> Provided data
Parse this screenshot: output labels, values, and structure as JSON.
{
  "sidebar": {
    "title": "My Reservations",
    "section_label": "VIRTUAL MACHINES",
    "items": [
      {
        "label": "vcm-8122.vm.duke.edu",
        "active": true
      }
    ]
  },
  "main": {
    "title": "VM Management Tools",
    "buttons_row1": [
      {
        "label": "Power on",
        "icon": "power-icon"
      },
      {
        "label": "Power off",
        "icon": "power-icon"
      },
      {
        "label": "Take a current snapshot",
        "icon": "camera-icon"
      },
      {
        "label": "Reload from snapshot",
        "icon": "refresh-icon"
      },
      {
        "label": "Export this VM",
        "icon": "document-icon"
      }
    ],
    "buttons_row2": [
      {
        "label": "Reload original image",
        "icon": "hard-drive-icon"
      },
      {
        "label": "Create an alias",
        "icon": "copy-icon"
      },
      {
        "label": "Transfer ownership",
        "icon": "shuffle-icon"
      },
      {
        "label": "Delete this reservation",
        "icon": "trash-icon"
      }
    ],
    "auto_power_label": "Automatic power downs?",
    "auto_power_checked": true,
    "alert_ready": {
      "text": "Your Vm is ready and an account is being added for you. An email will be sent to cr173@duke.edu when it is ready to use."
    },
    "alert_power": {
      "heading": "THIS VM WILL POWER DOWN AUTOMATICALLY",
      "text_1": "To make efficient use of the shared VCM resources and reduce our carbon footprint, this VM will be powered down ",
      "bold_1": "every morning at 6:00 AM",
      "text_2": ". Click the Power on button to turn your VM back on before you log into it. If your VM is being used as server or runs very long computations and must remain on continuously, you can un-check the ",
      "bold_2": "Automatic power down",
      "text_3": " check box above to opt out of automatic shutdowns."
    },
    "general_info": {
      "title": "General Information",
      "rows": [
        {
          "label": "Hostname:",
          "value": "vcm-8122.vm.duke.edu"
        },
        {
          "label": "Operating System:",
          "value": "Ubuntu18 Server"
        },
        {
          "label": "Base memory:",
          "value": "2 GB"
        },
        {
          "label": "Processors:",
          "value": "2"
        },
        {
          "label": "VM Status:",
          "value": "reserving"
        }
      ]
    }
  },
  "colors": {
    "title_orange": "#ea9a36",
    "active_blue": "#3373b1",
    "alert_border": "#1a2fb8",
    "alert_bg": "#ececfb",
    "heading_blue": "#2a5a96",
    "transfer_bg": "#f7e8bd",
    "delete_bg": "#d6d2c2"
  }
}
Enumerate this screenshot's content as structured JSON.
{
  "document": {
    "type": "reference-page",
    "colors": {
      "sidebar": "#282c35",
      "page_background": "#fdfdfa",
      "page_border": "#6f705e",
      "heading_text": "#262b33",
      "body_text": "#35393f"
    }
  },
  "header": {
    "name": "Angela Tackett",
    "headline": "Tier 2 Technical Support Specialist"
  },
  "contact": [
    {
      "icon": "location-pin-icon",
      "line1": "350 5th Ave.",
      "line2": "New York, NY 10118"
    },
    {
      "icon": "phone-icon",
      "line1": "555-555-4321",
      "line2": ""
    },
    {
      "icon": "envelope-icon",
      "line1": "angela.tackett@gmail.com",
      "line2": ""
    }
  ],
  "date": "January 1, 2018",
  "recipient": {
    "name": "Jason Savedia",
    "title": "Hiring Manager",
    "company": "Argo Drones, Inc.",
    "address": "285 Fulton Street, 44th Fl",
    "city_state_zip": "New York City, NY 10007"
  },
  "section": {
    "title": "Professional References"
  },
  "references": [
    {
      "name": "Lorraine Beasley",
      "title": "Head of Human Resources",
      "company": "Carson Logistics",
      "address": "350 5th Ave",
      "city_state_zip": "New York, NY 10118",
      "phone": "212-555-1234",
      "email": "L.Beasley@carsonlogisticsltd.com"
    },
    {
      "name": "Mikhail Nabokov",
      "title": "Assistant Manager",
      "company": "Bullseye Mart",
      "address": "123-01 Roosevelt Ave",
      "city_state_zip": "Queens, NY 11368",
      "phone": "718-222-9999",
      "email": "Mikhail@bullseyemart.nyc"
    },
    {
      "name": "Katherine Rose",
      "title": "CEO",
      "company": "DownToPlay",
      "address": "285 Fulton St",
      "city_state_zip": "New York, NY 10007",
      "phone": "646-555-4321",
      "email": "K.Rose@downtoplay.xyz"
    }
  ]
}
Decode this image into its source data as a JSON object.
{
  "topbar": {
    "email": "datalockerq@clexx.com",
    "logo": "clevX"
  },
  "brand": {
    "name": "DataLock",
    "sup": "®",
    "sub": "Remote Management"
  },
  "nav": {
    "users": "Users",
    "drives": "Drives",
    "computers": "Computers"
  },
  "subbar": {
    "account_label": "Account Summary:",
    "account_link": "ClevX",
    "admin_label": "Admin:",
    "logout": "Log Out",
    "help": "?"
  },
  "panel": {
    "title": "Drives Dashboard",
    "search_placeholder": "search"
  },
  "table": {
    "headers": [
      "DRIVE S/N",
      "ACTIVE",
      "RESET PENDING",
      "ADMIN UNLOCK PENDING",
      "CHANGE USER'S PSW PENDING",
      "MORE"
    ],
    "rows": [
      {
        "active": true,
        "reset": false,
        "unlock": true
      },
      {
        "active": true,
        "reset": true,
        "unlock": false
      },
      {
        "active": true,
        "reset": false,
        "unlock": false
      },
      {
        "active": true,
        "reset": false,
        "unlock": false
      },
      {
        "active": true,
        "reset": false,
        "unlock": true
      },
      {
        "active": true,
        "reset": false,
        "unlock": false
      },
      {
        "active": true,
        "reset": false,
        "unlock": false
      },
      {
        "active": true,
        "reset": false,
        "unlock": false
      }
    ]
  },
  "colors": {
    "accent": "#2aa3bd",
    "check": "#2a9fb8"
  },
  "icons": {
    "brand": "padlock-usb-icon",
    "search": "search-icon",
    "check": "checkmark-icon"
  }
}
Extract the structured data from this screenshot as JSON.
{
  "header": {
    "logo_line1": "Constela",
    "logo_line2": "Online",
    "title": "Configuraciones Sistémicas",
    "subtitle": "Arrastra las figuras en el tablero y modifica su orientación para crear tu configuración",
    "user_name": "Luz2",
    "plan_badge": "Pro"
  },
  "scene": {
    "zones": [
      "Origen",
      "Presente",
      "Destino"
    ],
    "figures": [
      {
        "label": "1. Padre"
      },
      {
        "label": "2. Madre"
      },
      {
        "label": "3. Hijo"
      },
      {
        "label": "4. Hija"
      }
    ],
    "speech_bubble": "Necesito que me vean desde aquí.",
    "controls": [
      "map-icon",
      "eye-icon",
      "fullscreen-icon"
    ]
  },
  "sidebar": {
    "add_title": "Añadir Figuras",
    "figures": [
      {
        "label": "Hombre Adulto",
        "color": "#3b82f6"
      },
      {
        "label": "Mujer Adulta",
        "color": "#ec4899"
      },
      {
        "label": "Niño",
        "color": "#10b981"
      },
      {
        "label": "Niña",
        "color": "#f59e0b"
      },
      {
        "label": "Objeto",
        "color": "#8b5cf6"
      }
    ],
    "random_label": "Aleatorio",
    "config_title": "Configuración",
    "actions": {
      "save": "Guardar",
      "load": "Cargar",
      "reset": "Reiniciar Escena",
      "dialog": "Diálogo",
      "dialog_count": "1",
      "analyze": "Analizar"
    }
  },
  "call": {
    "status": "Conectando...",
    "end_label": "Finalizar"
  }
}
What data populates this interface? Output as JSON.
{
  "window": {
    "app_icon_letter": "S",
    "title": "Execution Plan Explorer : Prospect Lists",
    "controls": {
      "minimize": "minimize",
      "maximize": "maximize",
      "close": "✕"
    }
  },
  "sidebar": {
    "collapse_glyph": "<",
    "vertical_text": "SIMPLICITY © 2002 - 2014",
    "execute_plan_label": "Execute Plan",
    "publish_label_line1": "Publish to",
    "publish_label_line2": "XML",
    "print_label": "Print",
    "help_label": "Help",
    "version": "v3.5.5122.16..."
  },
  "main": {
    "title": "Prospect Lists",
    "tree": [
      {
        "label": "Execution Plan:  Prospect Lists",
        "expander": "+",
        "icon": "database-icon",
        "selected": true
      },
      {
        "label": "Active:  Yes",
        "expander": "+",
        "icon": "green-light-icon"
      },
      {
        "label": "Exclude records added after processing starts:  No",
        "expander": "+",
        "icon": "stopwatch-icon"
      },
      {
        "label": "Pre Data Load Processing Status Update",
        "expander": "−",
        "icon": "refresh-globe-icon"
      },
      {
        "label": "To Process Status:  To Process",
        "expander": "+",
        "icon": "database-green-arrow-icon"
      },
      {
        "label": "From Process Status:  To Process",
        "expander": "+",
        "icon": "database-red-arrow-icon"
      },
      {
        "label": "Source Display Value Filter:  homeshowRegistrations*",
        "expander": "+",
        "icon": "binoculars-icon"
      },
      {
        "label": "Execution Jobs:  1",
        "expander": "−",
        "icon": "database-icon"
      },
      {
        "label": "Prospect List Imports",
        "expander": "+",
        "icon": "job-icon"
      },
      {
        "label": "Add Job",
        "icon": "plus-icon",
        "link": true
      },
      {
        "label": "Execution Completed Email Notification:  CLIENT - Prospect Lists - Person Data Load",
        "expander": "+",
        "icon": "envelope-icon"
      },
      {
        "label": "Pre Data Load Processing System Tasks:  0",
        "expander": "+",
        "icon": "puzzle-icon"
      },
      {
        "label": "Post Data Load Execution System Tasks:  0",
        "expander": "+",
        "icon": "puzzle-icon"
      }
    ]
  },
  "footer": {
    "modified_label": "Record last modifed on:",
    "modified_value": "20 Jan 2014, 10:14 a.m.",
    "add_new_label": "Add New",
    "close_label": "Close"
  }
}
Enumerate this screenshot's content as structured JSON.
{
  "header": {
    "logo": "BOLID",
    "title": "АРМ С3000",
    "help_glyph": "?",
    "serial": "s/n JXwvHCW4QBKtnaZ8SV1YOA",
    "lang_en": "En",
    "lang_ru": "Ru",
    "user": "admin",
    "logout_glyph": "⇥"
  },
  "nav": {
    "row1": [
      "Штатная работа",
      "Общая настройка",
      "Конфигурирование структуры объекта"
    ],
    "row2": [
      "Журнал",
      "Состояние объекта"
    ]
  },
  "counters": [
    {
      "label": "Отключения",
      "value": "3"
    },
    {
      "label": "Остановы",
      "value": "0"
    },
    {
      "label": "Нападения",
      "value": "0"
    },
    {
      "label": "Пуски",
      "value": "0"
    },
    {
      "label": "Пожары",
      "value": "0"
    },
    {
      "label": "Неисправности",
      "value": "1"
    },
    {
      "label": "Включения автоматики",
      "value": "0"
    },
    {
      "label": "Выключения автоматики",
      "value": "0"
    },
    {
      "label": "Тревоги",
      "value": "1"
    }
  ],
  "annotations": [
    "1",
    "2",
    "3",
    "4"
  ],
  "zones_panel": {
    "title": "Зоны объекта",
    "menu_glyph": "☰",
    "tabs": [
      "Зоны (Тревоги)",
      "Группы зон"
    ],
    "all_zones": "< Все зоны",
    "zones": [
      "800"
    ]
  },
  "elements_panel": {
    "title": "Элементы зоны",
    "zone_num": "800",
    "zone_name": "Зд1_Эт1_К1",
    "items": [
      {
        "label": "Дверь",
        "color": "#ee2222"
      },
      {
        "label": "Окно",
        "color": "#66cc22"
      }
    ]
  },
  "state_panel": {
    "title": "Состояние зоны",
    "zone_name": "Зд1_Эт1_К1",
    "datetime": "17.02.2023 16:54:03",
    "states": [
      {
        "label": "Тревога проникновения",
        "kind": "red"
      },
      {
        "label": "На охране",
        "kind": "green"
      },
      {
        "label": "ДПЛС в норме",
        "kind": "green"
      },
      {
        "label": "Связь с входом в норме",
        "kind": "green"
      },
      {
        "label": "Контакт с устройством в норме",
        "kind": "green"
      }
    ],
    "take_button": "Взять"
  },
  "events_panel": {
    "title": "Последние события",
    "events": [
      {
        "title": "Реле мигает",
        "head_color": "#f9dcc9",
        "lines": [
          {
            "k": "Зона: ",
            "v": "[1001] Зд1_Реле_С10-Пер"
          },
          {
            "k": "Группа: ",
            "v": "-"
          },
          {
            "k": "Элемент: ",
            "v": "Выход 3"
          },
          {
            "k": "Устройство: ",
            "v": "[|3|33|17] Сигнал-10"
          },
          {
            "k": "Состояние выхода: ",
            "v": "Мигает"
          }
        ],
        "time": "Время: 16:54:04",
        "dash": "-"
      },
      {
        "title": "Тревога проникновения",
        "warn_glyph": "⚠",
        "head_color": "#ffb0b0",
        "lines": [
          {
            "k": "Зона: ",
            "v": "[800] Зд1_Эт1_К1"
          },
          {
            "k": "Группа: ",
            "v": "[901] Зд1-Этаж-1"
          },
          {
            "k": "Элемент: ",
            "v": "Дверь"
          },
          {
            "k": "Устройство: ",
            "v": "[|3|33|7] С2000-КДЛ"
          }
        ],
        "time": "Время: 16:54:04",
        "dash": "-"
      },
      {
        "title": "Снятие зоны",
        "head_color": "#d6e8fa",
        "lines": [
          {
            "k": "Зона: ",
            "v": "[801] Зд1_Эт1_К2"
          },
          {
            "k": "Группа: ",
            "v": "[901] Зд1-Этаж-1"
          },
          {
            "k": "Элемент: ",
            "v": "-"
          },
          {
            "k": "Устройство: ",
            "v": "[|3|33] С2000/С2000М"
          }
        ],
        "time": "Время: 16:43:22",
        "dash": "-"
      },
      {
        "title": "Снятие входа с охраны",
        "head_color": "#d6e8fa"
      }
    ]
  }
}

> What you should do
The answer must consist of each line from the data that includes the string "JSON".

> Output of the task
Parse this screenshot: output labels, values, and structure as JSON.
Enumerate this screenshot's content as structured JSON.
Decode this image into its source data as a JSON object.
Extract the structured data from this screenshot as JSON.
What data populates this interface? Output as JSON.
Enumerate this screenshot's content as structured JSON.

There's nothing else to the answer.